Fixing a Broken Tire: Guide on How To Change Bike Tires

Removing And Installing Rear Wheels

Biking is unquestionably one of the most popular activities nowadays. However, there are drawbacks, such as the necessity of removing the rear bike wheel in order to repair or replace a flat tire. No matter how simple it appears, riding is a highly technical sport that requires the expertise of only those who have devoted their lives to it. With the purchase of a new bike comes a new level of difficulty. Beginners may be put off by the complexity of the bicycle’s engineering and terminology, which can easily lead them to give up on the sport.

The information on this page has been written with the goal of making the process of changing bike tires easier for you. We’re going to teach you how to ride a bike step-by-step so that you can put it into practice right away. We’ll go through some of the most common issues that new bike owners go across. To be more particular, how to change bike tires properly so that you may go on all the adventures you desire with your bike.

How to Fix a Flat Bike Tire

No matter what kind of riding you undertake, you will eventually have to deal with the inconvenience of a flat tire at some point. Fixing a bicycle tire that has a flat is not difficult if you have the right basic tools, a little bit of knowledge, and lots of practice. The more you engage in the activity, the more ingrained of a habit it will become. This article will lead you through the processes of how to change your bike tire and mend a flat, including specifics on how to change both the front and the back tires.

If you want to get back on the road fast after getting off your bike, make sure you always have a spare tube, a repair kit, tire levers, a bike pump or a C02 inflator, and a multi-tool with you, and then follow these easy instructions.

  • Detach the Wheels

The first thing you’ll need to do is remove your rim brakes if you have them. Squeeze the brake arms together if you have a v-brake to release the cable. Open the lever if you have a quick-release brake.

The optimum time to remove the wheel from the rim is now. The quick-release axle lever may be opened and held open while you loosen the nut. The bolt may be loosened by using a wrench on an axle. Using a bike stand or flipping the bike over is a good way to keep it upright. Make sure to remove your panniers and any luggage before you begin your journey.

  • Get Rid Of The Tube
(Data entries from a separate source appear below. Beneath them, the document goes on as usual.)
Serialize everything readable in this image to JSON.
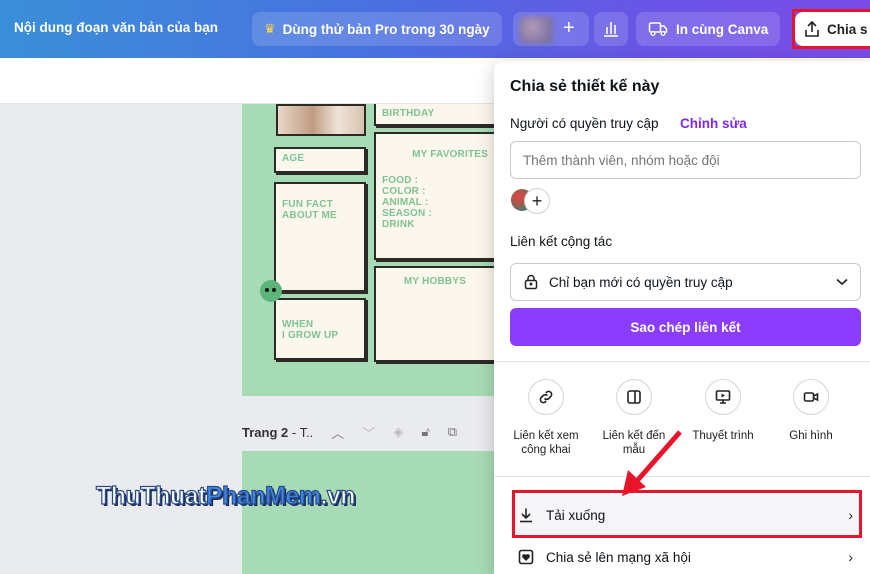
{
  "topbar": {
    "title": "Nội dung đoạn văn bản của bạn",
    "pro_label": "Dùng thử bản Pro trong 30 ngày",
    "print_label": "In cùng Canva",
    "share_label": "Chia s"
  },
  "canvas": {
    "card_birthday": "BIRTHDAY",
    "card_age": "AGE",
    "card_fun_fact": "FUN FACT\nABOUT ME",
    "card_favorites_title": "MY FAVORITES",
    "card_favorites_items": "FOOD :\nCOLOR :\nANIMAL :\nSEASON :\nDRINK",
    "card_when": "WHEN\nI GROW UP",
    "card_hobbys": "MY HOBBYS",
    "page_label_bold": "Trang 2",
    "page_label_rest": " - T.."
  },
  "watermark": {
    "part1": "ThuThuat",
    "part2": "PhanMem",
    "part3": ".vn"
  },
  "share_panel": {
    "title": "Chia sẻ thiết kế này",
    "access_label": "Người có quyền truy cập",
    "access_link": "Chỉnh sửa",
    "member_placeholder": "Thêm thành viên, nhóm hoặc đội",
    "collab_label": "Liên kết cộng tác",
    "access_select": "Chỉ bạn mới có quyền truy cập",
    "copy_button": "Sao chép liên kết",
    "options": [
      {
        "label": "Liên kết xem công khai",
        "icon": "link-icon"
      },
      {
        "label": "Liên kết đến mẫu",
        "icon": "template-icon"
      },
      {
        "label": "Thuyết trình",
        "icon": "present-icon"
      },
      {
        "label": "Ghi hình",
        "icon": "record-icon"
      }
    ],
    "download_label": "Tải xuống",
    "social_label": "Chia sẻ lên mạng xã hội"
  },
  "colors": {
    "accent_purple": "#8b3dff",
    "highlight_red": "#e8142c",
    "canvas_green": "#a7dbb5"
  }
}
Your bike’s tires should be entirely deflated. Depending on the valve, you’ll have a choice of two methods. The little pin in the middle of a Schrader-style tire valve should be pressed down if you have one of those bigger tires. In order to let the air out of the smaller Presta valve, remove its plastic dust cap, turn it counterclockwise, and then press down. The tire bead should then be removed. It may be discovered at the tire’s underside under the rim’s edge.

Your tires should be inspected to find out what caused them to deflate. It is important that you thoroughly check your tire and inner tube for any signs of damage. In order to avoid a second flat after you replace the tube, check the following before removing and replacing it:
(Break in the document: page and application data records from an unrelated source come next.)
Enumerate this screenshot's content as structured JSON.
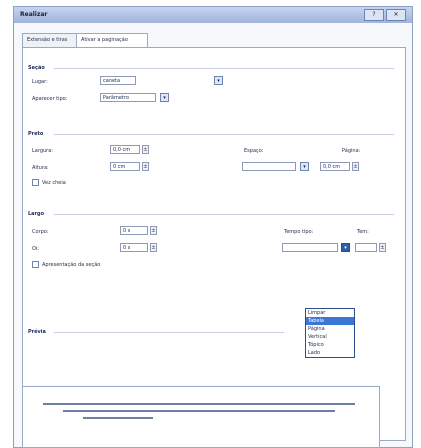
{
  "window": {
    "title": "Realizar",
    "buttons": [
      "?",
      "✕"
    ]
  },
  "tabs": [
    {
      "label": "Extensão e tiras",
      "active": false
    },
    {
      "label": "Ativar a paginação",
      "active": true
    }
  ],
  "sections": {
    "a": {
      "title": "Seção"
    },
    "b": {
      "title": "Preto"
    },
    "c": {
      "title": "Largo"
    },
    "d": {
      "title": "Prévia"
    }
  },
  "fields": {
    "f1": {
      "label": "Lugar:",
      "value": "caneta"
    },
    "f2": {
      "label": "Aparecer tipo:",
      "value": "Parâmetro"
    },
    "f3": {
      "label": "Largura:",
      "value": "0,0 cm"
    },
    "f4": {
      "label": "Altura:",
      "value": "0 cm"
    },
    "f5": {
      "label": "Espaço:",
      "value": ""
    },
    "f6": {
      "label": "Página:",
      "value": "0,0 cm"
    },
    "f7": {
      "label": "Corpo:",
      "value": "0 s"
    },
    "f8": {
      "label": "Oi:",
      "value": "0 s"
    },
    "f9": {
      "label": "Tempo tipo:",
      "value": ""
    },
    "f10": {
      "label": "Tem:",
      "value": ""
    }
  },
  "dropdown": {
    "options": [
      "Limpar",
      "Tabela",
      "Página",
      "Vertical",
      "Tópico",
      "Lado"
    ],
    "selected_index": 1
  },
  "checkboxes": {
    "c1": {
      "label": "Vez cheia",
      "checked": false
    },
    "c2": {
      "label": "Apresentação da seção",
      "checked": false
    }
  }
}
  • Determine Whether The Tube Should be Replaced or Repaired

Many cyclists believe that it is more convenient to purchase a new tube to replace a broken one and then repair the damaged tube at a later time. This is done in order to save time while they are out riding their bikes. You should also replace your tube rather than patching it any time the damage is too extensive or severe to be patched, any time a patch job fails to hold, or any time the valve on the tube is broken.

Of Course, You Put the Wheels Back On
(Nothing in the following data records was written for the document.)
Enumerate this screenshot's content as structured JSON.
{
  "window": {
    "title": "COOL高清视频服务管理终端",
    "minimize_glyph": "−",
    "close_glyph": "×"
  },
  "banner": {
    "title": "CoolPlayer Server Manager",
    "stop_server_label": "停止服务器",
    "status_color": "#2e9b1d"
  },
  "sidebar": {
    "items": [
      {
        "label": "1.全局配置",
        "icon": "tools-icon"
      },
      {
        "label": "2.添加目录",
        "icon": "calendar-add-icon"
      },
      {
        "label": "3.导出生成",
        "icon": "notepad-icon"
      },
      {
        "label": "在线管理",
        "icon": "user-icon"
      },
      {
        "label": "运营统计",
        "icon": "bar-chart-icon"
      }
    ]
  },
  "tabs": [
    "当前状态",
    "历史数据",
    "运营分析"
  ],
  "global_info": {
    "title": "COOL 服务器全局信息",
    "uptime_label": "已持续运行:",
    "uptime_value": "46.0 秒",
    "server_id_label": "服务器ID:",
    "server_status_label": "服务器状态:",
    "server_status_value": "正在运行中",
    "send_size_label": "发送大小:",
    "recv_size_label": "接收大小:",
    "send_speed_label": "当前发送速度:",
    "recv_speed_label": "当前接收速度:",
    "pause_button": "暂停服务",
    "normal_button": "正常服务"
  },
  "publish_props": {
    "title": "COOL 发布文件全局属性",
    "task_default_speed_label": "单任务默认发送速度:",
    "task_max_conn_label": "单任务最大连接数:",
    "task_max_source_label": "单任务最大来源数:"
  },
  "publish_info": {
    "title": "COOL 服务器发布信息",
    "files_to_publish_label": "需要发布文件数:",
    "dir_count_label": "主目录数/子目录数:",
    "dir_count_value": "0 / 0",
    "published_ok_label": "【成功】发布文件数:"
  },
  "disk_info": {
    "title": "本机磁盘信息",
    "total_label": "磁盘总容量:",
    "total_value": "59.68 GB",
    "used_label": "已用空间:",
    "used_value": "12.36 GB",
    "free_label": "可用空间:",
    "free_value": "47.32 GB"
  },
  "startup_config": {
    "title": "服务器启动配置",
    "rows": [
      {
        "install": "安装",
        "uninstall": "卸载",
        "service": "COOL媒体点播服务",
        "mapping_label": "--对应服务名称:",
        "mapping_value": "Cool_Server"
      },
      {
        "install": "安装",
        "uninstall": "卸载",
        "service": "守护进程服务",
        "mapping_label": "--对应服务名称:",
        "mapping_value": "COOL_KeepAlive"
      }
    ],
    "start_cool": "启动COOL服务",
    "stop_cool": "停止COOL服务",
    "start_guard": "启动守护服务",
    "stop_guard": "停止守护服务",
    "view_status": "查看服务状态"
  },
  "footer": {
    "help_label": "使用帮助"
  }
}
Up to this point, we’ve discovered that swapping out the rear wheels for new ones is more difficult than swapping out the front ones. Now that we know how to put the wheels back on your bike, we can get you back on the road.

As previously said, installing front wheels is simpler than installing rear wheels. Make sure that the hub is securely set in the fork of an open dropout with a quick release. After that, you must tighten the nut while maintaining control of the lever to ensure that the wheel remains in position. The skewer should be firm enough such that the lever encounters resistance at a 90-degree angle from the frame. Once the lever has been activated, it should be positioned such that it can be readily removed, and not at risk of being snagged by any foreign items, such as nails or screws.

Up the cogs on the rear wheels and into the chain loop. Next, turn the derailleur backward and raise the wheels into the dropouts, making sure the hub is well seated. Then, place the quick release lever between the chainstays and the seat stays and set the tension to the same level as the front. The lever must be flat and closed all the way.

If you have a bike with a solid axle, be sure to follow the manufacturer’s recommendations for torque, which is normally 25-newton meters. A through-axel bike’s rear hub should be fully seated much like with open dropouts. Install the through-axel and double-check that it is secure. The quick-release mechanism on any rim brake should be reactivated.